Have you ever noticed that success in many fields depends on a good sense of timing? It's even true in our ability to serve the Lord. The minor prophet Haggai had to tell the people of Jerusalem what time it was. Find out from this small book what time it IS, and what time it's NOT.
Shakespeare's famous quote, "What's in a name? A rose by any other name would smell as sweet," doesn't quite work with our God. He has many names, and each one is pregnant with meaning. Read on to learn three names of God found in Zephaniah which describe the God in our midst.
Though Habakkuk is a small book, only 56 verses long, its influence is huge. One verse in particular, "the righteous shall live by his faith" (Habakkuk 2:4) is quoted three times in the NT. Read on to find out how you can live the life of faith.
We often overlook the fact that the Bible sometimes uses feminine language to describe God. Read on to discover how God "Mothers" us with his concern, comfort, and counsel.
Most people long for a sense of security, one that gives you peace at the core of your soul. Where can we get that kind of security? Read on find the answer to that, and to meet the One who knows those who take refuge in Him.
The name Micah literally means, Who is like Yahweh? About a dozen times in the OT we read a statement to the effect, “There is no god like our God—none like Him.” Read on to discover four ways our God is unmatched.
In recent days, many people have been filled by fear or anxiety or worry.

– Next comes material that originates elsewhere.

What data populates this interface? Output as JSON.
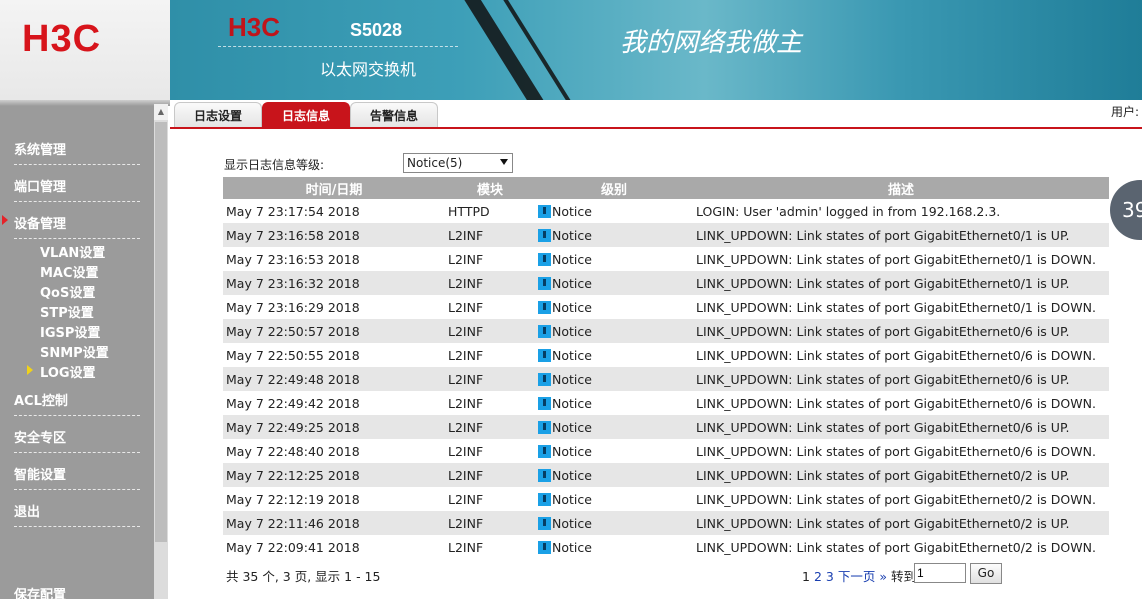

When an emotion exerts control over how you think and how you act, it can cause you to do irrational things, like horde toilet paper. A person who is filled with the Holy Spirit is controlled by the Spirit’s guidance. The filling of the Spirit is a matter of control. So, ask yourself, what or who is controlling your life?
Special Easter Message
Easter is more than a holiday to be celebrated; it is a life to be lived. In this message, we take a look at what it means to live the Easter life.